→ Problem: Copy out the entries below precisely; nothing is to be omitted.
*** Exercise input ***
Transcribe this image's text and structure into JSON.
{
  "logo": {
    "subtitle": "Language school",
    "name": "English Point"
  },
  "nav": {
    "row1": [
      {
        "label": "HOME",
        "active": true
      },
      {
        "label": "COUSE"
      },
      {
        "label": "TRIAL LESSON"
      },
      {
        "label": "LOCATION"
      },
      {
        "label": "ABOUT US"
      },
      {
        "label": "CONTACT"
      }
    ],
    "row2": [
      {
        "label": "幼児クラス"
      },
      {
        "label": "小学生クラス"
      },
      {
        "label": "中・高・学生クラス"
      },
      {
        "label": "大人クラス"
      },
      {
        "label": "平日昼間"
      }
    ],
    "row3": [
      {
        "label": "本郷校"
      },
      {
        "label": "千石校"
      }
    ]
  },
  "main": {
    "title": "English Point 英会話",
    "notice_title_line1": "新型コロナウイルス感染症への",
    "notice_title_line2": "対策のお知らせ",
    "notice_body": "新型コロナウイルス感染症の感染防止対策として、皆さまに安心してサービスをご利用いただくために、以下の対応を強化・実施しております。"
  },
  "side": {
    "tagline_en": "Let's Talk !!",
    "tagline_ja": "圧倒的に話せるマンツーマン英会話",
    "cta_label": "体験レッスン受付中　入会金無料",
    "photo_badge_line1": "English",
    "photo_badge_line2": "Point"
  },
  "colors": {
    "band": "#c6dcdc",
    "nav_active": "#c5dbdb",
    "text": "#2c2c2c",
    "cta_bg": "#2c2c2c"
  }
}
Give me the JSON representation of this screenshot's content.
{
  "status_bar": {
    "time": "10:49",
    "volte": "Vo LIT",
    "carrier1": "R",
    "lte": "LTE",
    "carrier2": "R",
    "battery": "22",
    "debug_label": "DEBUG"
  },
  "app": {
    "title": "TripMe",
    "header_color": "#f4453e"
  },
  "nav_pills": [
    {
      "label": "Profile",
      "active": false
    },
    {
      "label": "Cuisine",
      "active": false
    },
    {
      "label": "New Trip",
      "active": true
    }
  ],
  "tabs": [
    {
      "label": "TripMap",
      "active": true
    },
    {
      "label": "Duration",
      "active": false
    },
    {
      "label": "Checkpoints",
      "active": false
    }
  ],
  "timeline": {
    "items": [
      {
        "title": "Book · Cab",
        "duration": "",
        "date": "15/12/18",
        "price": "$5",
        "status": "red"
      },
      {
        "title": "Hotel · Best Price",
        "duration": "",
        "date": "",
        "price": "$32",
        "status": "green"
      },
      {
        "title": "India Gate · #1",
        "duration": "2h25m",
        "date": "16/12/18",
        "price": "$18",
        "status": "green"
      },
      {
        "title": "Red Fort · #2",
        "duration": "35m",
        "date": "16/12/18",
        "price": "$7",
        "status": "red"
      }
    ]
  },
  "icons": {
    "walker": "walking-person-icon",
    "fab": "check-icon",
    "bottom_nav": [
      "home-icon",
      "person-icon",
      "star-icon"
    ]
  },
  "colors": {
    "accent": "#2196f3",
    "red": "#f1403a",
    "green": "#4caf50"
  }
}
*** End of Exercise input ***
→ Finished exercise:
Transcribe this image's text and structure into JSON.
{
  "logo": {
    "subtitle": "Language school",
    "name": "English Point"
  },
  "nav": {
    "row1": [
      {
        "label": "HOME",
        "active": true
      },
      {
        "label": "COUSE"
      },
      {
        "label": "TRIAL LESSON"
      },
      {
        "label": "LOCATION"
      },
      {
        "label": "ABOUT US"
      },
      {
        "label": "CONTACT"
      }
    ],
    "row2": [
      {
        "label": "幼児クラス"
      },
      {
        "label": "小学生クラス"
      },
      {
        "label": "中・高・学生クラス"
      },
      {
        "label": "大人クラス"
      },
      {
        "label": "平日昼間"
      }
    ],
    "row3": [
      {
        "label": "本郷校"
      },
      {
        "label": "千石校"
      }
    ]
  },
  "main": {
    "title": "English Point 英会話",
    "notice_title_line1": "新型コロナウイルス感染症への",
    "notice_title_line2": "対策のお知らせ",
    "notice_body": "新型コロナウイルス感染症の感染防止対策として、皆さまに安心してサービスをご利用いただくために、以下の対応を強化・実施しております。"
  },
  "side": {
    "tagline_en": "Let's Talk !!",
    "tagline_ja": "圧倒的に話せるマンツーマン英会話",
    "cta_label": "体験レッスン受付中　入会金無料",
    "photo_badge_line1": "English",
    "photo_badge_line2": "Point"
  },
  "colors": {
    "band": "#c6dcdc",
    "nav_active": "#c5dbdb",
    "text": "#2c2c2c",
    "cta_bg": "#2c2c2c"
  }
}
Give me the JSON representation of this screenshot's content.
{
  "status_bar": {
    "time": "10:49",
    "volte": "Vo LIT",
    "carrier1": "R",
    "lte": "LTE",
    "carrier2": "R",
    "battery": "22",
    "debug_label": "DEBUG"
  },
  "app": {
    "title": "TripMe",
    "header_color": "#f4453e"
  },
  "nav_pills": [
    {
      "label": "Profile",
      "active": false
    },
    {
      "label": "Cuisine",
      "active": false
    },
    {
      "label": "New Trip",
      "active": true
    }
  ],
  "tabs": [
    {
      "label": "TripMap",
      "active": true
    },
    {
      "label": "Duration",
      "active": false
    },
    {
      "label": "Checkpoints",
      "active": false
    }
  ],
  "timeline": {
    "items": [
      {
        "title": "Book · Cab",
        "duration": "",
        "date": "15/12/18",
        "price": "$5",
        "status": "red"
      },
      {
        "title": "Hotel · Best Price",
        "duration": "",
        "date": "",
        "price": "$32",
        "status": "green"
      },
      {
        "title": "India Gate · #1",
        "duration": "2h25m",
        "date": "16/12/18",
        "price": "$18",
        "status": "green"
      },
      {
        "title": "Red Fort · #2",
        "duration": "35m",
        "date": "16/12/18",
        "price": "$7",
        "status": "red"
      }
    ]
  },
  "icons": {
    "walker": "walking-person-icon",
    "fab": "check-icon",
    "bottom_nav": [
      "home-icon",
      "person-icon",
      "star-icon"
    ]
  },
  "colors": {
    "accent": "#2196f3",
    "red": "#f1403a",
    "green": "#4caf50"
  }
}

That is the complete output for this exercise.